# Directions for this task:
Among the entries that follow, some lines contain the word "title". Show all of them.

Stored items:

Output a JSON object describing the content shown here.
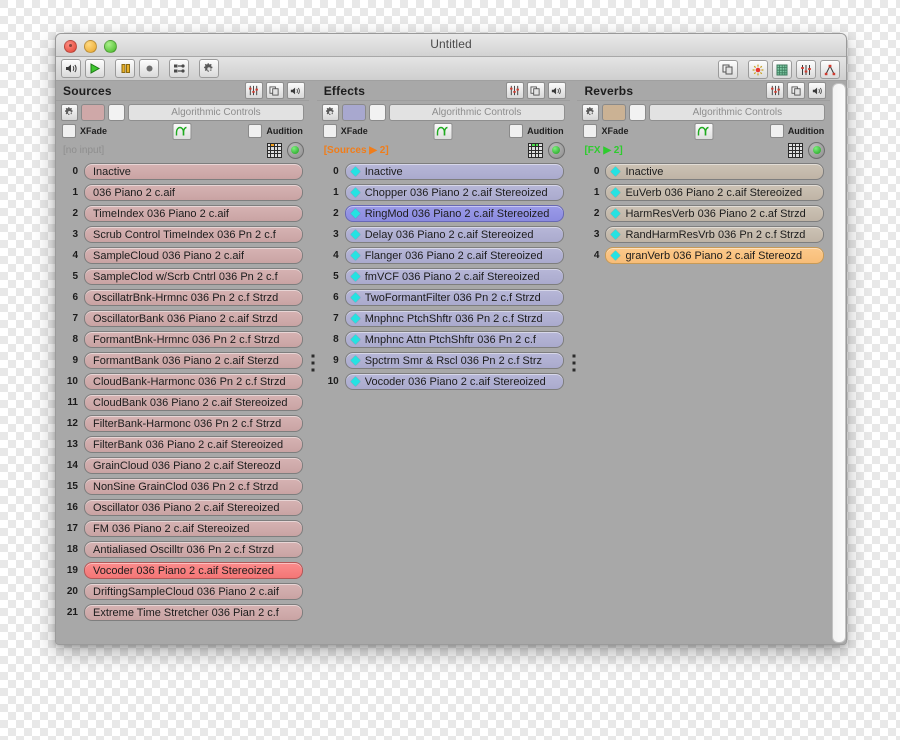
{
  "window": {
    "title": "Untitled",
    "traffic_lights": [
      "close",
      "minimize",
      "zoom"
    ]
  },
  "toolbar": {
    "left_buttons": [
      {
        "name": "speaker-icon",
        "label": "Speaker"
      },
      {
        "name": "play-icon",
        "label": "Play"
      },
      {
        "name": "pause-icon",
        "label": "Pause"
      },
      {
        "name": "record-icon",
        "label": "Record"
      },
      {
        "name": "mixer-icon",
        "label": "Mixer"
      },
      {
        "name": "gear-icon",
        "label": "Settings"
      }
    ],
    "right_buttons": [
      {
        "name": "copy-icon",
        "label": "Copy"
      },
      {
        "name": "sun-icon",
        "label": "Brightness"
      },
      {
        "name": "grid-icon",
        "label": "Grid"
      },
      {
        "name": "faders-icon",
        "label": "Faders"
      },
      {
        "name": "routing-icon",
        "label": "Routing"
      }
    ]
  },
  "panels": [
    {
      "id": "sources",
      "title": "Sources",
      "accent": "#cfa8a8",
      "header_buttons": [
        "faders-icon",
        "copy-icon",
        "speaker-icon"
      ],
      "algorithmic_controls_label": "Algorithmic Controls",
      "xfade_label": "XFade",
      "audition_label": "Audition",
      "input_label": "[no input]",
      "input_label_style": "gray",
      "matrix_led_color": "#f6a21e",
      "items": [
        {
          "index": "0",
          "label": "Inactive",
          "selected": false
        },
        {
          "index": "1",
          "label": " 036 Piano 2 c.aif",
          "selected": false
        },
        {
          "index": "2",
          "label": "TimeIndex 036 Piano 2 c.aif",
          "selected": false
        },
        {
          "index": "3",
          "label": "Scrub Control TimeIndex 036 Pn 2 c.f",
          "selected": false
        },
        {
          "index": "4",
          "label": "SampleCloud 036 Piano 2 c.aif",
          "selected": false
        },
        {
          "index": "5",
          "label": "SampleClod w/Scrb Cntrl 036 Pn 2 c.f",
          "selected": false
        },
        {
          "index": "6",
          "label": "OscillatrBnk-Hrmnc 036 Pn 2 c.f Strzd",
          "selected": false
        },
        {
          "index": "7",
          "label": "OscillatorBank 036 Piano 2 c.aif Strzd",
          "selected": false
        },
        {
          "index": "8",
          "label": "FormantBnk-Hrmnc 036 Pn 2 c.f Strzd",
          "selected": false
        },
        {
          "index": "9",
          "label": "FormantBank 036 Piano 2 c.aif Sterzd",
          "selected": false
        },
        {
          "index": "10",
          "label": "CloudBank-Harmonc 036 Pn 2 c.f Strzd",
          "selected": false
        },
        {
          "index": "11",
          "label": "CloudBank 036 Piano 2 c.aif Stereoized",
          "selected": false
        },
        {
          "index": "12",
          "label": "FilterBank-Harmonc 036 Pn 2 c.f Strzd",
          "selected": false
        },
        {
          "index": "13",
          "label": "FilterBank 036 Piano 2 c.aif Stereoized",
          "selected": false
        },
        {
          "index": "14",
          "label": "GrainCloud 036 Piano 2 c.aif Stereozd",
          "selected": false
        },
        {
          "index": "15",
          "label": "NonSine GrainClod 036 Pn 2 c.f Strzd",
          "selected": false
        },
        {
          "index": "16",
          "label": "Oscillator 036 Piano 2 c.aif Stereoized",
          "selected": false
        },
        {
          "index": "17",
          "label": "FM 036 Piano 2 c.aif Stereoized",
          "selected": false
        },
        {
          "index": "18",
          "label": "Antialiased Oscilltr 036 Pn 2 c.f Strzd",
          "selected": false
        },
        {
          "index": "19",
          "label": "Vocoder 036 Piano 2 c.aif Stereoized",
          "selected": true
        },
        {
          "index": "20",
          "label": "DriftingSampleCloud 036 Piano 2 c.aif",
          "selected": false
        },
        {
          "index": "21",
          "label": "Extreme Time Stretcher 036 Pian 2 c.f",
          "selected": false
        }
      ]
    },
    {
      "id": "effects",
      "title": "Effects",
      "accent": "#a8a8cf",
      "header_buttons": [
        "faders-icon",
        "copy-icon",
        "speaker-icon"
      ],
      "algorithmic_controls_label": "Algorithmic Controls",
      "xfade_label": "XFade",
      "audition_label": "Audition",
      "input_label": "[Sources ▶ 2]",
      "input_label_style": "orange",
      "matrix_led_color": "#4cdd4c",
      "items": [
        {
          "index": "0",
          "label": "Inactive",
          "selected": false,
          "marker": true
        },
        {
          "index": "1",
          "label": "Chopper 036 Piano 2 c.aif Stereoized",
          "selected": false,
          "marker": true
        },
        {
          "index": "2",
          "label": "RingMod 036 Piano 2 c.aif Stereoized",
          "selected": true,
          "marker": true
        },
        {
          "index": "3",
          "label": "Delay 036 Piano 2 c.aif Stereoized",
          "selected": false,
          "marker": true
        },
        {
          "index": "4",
          "label": "Flanger 036 Piano 2 c.aif Stereoized",
          "selected": false,
          "marker": true
        },
        {
          "index": "5",
          "label": "fmVCF 036 Piano 2 c.aif Stereoized",
          "selected": false,
          "marker": true
        },
        {
          "index": "6",
          "label": "TwoFormantFilter 036 Pn 2 c.f Strzd",
          "selected": false,
          "marker": true
        },
        {
          "index": "7",
          "label": "Mnphnc PtchShftr 036 Pn 2 c.f Strzd",
          "selected": false,
          "marker": true
        },
        {
          "index": "8",
          "label": "Mnphnc Attn PtchShftr 036 Pn 2 c.f",
          "selected": false,
          "marker": true
        },
        {
          "index": "9",
          "label": "Spctrm Smr & Rscl 036 Pn 2 c.f Strz",
          "selected": false,
          "marker": true
        },
        {
          "index": "10",
          "label": "Vocoder 036 Piano 2 c.aif Stereoized",
          "selected": false,
          "marker": true
        }
      ]
    },
    {
      "id": "reverbs",
      "title": "Reverbs",
      "accent": "#cbb294",
      "header_buttons": [
        "faders-icon",
        "copy-icon",
        "speaker-icon"
      ],
      "algorithmic_controls_label": "Algorithmic Controls",
      "xfade_label": "XFade",
      "audition_label": "Audition",
      "input_label": "[FX ▶ 2]",
      "input_label_style": "green",
      "matrix_led_color": "#dedede",
      "items": [
        {
          "index": "0",
          "label": "Inactive",
          "selected": false,
          "marker": true
        },
        {
          "index": "1",
          "label": "EuVerb 036 Piano 2 c.aif Stereoized",
          "selected": false,
          "marker": true
        },
        {
          "index": "2",
          "label": "HarmResVerb 036 Piano 2 c.af Strzd",
          "selected": false,
          "marker": true
        },
        {
          "index": "3",
          "label": "RandHarmResVrb 036 Pn 2 c.f Strzd",
          "selected": false,
          "marker": true
        },
        {
          "index": "4",
          "label": "granVerb 036 Piano 2 c.aif Stereozd",
          "selected": true,
          "marker": true
        }
      ]
    }
  ]
}
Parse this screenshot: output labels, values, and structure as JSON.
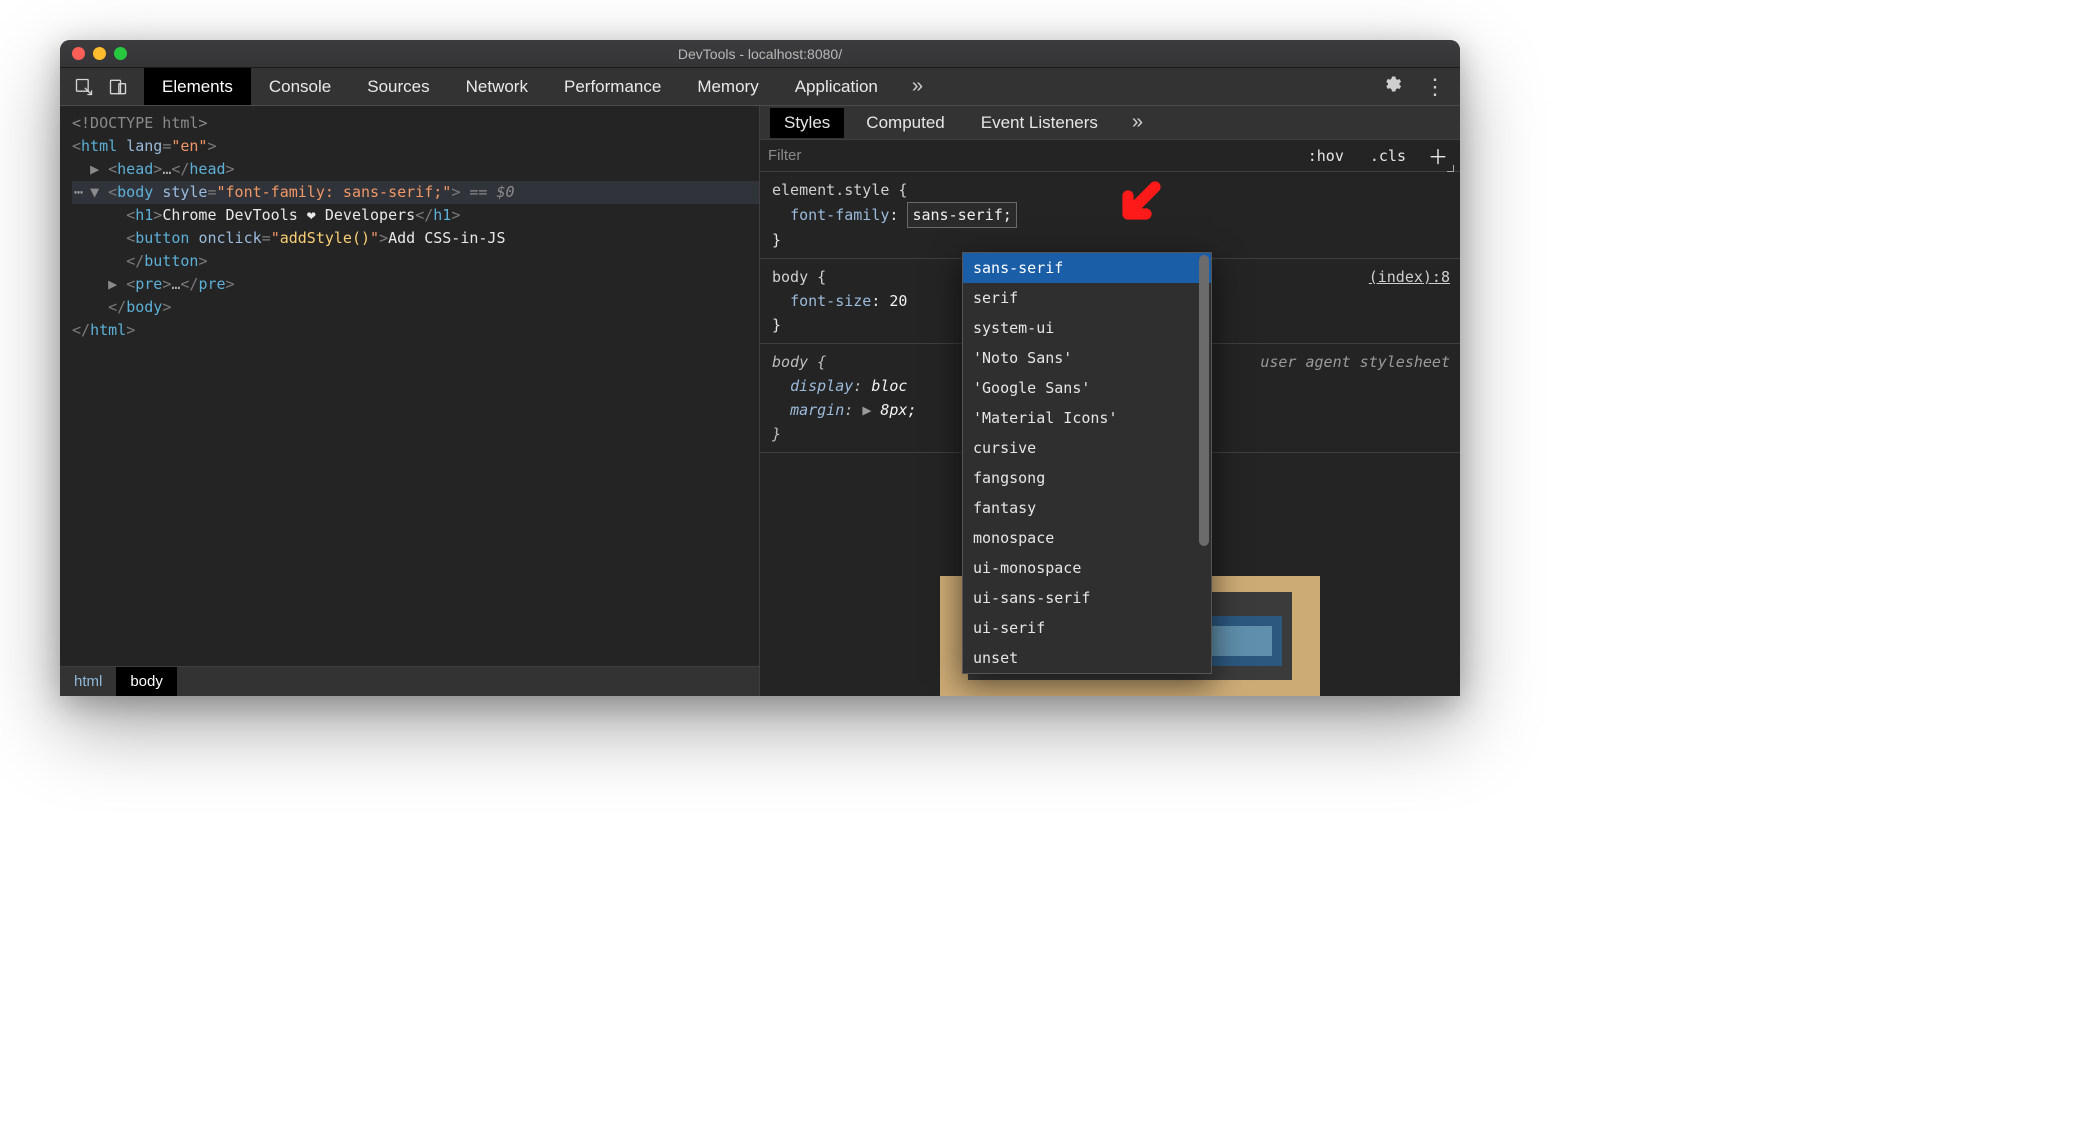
{
  "window": {
    "title": "DevTools - localhost:8080/"
  },
  "toolbar": {
    "tabs": [
      "Elements",
      "Console",
      "Sources",
      "Network",
      "Performance",
      "Memory",
      "Application"
    ],
    "activeTab": "Elements"
  },
  "dom": {
    "doctype": "<!DOCTYPE html>",
    "htmlOpen": {
      "tag": "html",
      "attrName": "lang",
      "attrVal": "\"en\""
    },
    "headCollapsed": "…",
    "bodyOpen": {
      "tag": "body",
      "attrName": "style",
      "attrVal": "\"font-family: sans-serif;\"",
      "trailer": " == $0"
    },
    "h1": {
      "tag": "h1",
      "text": "Chrome DevTools ❤ Developers"
    },
    "button": {
      "tag": "button",
      "attrName": "onclick",
      "attrVal": "\"addStyle()\"",
      "text": "Add CSS-in-JS"
    },
    "pre": {
      "tag": "pre",
      "collapsed": "…"
    },
    "bodyClose": "</body>",
    "htmlClose": "</html>"
  },
  "breadcrumb": {
    "items": [
      "html",
      "body"
    ],
    "active": "body"
  },
  "sidepanel": {
    "subtabs": [
      "Styles",
      "Computed",
      "Event Listeners"
    ],
    "activeSubtab": "Styles",
    "filterPlaceholder": "Filter",
    "hov": ":hov",
    "cls": ".cls"
  },
  "styles": {
    "rule1": {
      "selector": "element.style {",
      "propName": "font-family",
      "propValEditing": "sans-serif;",
      "close": "}"
    },
    "rule2": {
      "selector": "body {",
      "propName": "font-size",
      "propVal": "20",
      "close": "}",
      "link": "(index):8"
    },
    "rule3": {
      "selector": "body {",
      "p1n": "display",
      "p1v": "bloc",
      "p2n": "margin",
      "p2v": "8px;",
      "close": "}",
      "ua": "user agent stylesheet"
    }
  },
  "autocomplete": {
    "options": [
      "sans-serif",
      "serif",
      "system-ui",
      "'Noto Sans'",
      "'Google Sans'",
      "'Material Icons'",
      "cursive",
      "fangsong",
      "fantasy",
      "monospace",
      "ui-monospace",
      "ui-sans-serif",
      "ui-serif",
      "unset"
    ],
    "selected": "sans-serif"
  }
}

# Finished exercise:
    "title": "Untitled",
      "title": "Sources",
      "title": "Effects",
      "title": "Reverbs",
    "title": "DevTools - localhost:8080/"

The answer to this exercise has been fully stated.